I’ve used numerous marketing processes and many development lifecycles during my career but it wasn’t until I encountered Contextual Design that I fell in love. Yes, I’d call it love because once I learned the process, I’ve stuck with it and used it in some fashion ever since we first met in the mid-1990s. For me that’s a long term relationship—okay, that’s a different blog. Colleagues frequently ask me what it is about CD that hooked me. My answer is simple—the real difference between CD and all other processes I’ve used is the capture of detailed data in work models and how those can be used for communicating to the larger organization. Of course going into the field and gathering appropriate data is important—that’s a no-brainer—but the discipline and structure of having that data captured explicitly in various work models filled a gaping hole I had found with other processes.

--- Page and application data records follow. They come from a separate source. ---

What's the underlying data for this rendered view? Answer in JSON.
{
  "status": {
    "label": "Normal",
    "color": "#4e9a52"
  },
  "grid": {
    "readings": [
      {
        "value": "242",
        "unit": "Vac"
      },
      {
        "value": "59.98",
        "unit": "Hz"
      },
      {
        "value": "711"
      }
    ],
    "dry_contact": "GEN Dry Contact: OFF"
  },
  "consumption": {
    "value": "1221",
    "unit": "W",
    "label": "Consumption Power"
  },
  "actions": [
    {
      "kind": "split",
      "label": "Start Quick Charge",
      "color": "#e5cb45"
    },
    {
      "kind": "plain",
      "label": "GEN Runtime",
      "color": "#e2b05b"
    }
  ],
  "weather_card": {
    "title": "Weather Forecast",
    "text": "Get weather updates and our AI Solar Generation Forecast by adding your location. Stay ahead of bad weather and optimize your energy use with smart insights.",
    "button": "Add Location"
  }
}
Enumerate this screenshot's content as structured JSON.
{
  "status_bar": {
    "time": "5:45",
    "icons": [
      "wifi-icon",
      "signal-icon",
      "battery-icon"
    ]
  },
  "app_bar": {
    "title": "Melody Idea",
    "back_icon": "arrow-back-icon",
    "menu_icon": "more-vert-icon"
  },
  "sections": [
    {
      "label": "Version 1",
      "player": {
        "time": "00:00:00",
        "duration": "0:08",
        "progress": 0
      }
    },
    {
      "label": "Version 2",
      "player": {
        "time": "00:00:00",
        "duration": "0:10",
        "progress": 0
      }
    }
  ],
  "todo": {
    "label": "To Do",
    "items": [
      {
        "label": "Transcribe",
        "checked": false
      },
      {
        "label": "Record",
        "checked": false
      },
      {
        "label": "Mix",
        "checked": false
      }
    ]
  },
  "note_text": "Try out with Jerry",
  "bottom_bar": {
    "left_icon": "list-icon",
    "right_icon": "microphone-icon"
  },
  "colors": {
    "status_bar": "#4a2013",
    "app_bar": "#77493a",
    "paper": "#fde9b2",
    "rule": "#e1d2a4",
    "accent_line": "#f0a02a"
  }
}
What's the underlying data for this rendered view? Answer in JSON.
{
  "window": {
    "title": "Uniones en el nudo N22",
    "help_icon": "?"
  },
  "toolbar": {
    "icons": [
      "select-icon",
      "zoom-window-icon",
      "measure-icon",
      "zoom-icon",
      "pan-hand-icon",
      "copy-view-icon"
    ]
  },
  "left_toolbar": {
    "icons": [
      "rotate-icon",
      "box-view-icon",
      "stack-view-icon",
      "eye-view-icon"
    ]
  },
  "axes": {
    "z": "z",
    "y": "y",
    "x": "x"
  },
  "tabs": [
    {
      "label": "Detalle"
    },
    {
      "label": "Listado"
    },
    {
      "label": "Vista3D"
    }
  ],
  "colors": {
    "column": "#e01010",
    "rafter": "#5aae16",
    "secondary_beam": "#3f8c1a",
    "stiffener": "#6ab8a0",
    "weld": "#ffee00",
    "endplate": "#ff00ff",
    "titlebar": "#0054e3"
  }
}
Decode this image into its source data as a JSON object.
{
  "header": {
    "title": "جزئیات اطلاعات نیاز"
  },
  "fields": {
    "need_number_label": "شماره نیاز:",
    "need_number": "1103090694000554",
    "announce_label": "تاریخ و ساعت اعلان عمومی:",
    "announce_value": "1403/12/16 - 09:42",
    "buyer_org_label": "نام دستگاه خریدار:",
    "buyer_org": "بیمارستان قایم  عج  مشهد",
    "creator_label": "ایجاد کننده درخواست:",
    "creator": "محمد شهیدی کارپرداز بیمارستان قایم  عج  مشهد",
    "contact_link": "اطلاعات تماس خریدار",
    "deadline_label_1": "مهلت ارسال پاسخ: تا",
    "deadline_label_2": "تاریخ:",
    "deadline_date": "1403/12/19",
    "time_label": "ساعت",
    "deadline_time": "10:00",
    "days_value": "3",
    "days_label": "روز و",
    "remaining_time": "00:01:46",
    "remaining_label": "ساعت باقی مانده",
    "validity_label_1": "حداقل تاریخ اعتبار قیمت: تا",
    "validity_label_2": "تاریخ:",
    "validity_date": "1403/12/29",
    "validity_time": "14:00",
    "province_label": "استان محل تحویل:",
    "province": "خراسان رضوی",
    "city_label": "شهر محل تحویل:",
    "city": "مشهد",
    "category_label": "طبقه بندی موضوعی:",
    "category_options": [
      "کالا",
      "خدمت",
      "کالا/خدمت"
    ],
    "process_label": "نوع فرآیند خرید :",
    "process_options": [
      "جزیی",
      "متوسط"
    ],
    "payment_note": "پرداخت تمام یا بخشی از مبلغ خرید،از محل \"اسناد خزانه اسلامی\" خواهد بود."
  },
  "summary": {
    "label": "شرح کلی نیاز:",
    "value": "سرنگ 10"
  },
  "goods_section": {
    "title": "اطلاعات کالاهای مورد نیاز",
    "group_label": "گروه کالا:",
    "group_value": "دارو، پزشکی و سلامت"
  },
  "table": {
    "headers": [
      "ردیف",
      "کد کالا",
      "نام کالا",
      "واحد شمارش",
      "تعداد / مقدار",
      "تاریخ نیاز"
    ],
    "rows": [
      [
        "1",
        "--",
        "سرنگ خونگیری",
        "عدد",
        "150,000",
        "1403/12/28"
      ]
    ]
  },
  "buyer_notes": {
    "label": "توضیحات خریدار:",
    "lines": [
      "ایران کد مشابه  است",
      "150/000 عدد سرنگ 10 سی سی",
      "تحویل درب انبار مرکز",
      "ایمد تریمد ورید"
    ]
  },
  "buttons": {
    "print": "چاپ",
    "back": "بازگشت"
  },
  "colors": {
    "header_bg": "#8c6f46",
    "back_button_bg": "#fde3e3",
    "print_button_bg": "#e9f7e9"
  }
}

The first project I did using Contextual Design provided me with an understanding of how our customers used our large computer systems. I used that data for almost 5 years, answering questions and helping different R&D teams better understand how customers installed, configured and managed their large systems. We found the physical model to be of great use to us because it captured specific information about where these systems were located, in relation to storage, printers and other systems, how they were connected, etc.
We were now able to make informed decisions and choose trade-offs with much more confidence. I was no longer trapped in endless meetings as different people argued for their opinion, based on something they read or heard from a customer. I could now talk with confidence and with the work models we built from user data I was able to easily communicate what I and the team had learned with my executives. We spent much more time discussing how to deliver things rather than debating what to deliver.
An interesting thing happened to me after that. I spent much less time worrying about and investigating what competitors were doing. I didn’t need to. With the customer knowledge I had gained accompanied by the visioning we did, I knew exactly where we could and should go with our product roadmap. If we could execute against that roadmap, we would satisfy our customers and differentiate ourselves significantly. Now I worried about our ability to execute. As long as I could deliver what we knew our customers would need, taking advantage of technology advances and making it all easy for our customers, we’d be golden. My biggest fear was always that a competitor would beat us to market. And unfortunately, that did sometimes happen. I’ll share my thoughts about an organization’s ability to execute another time.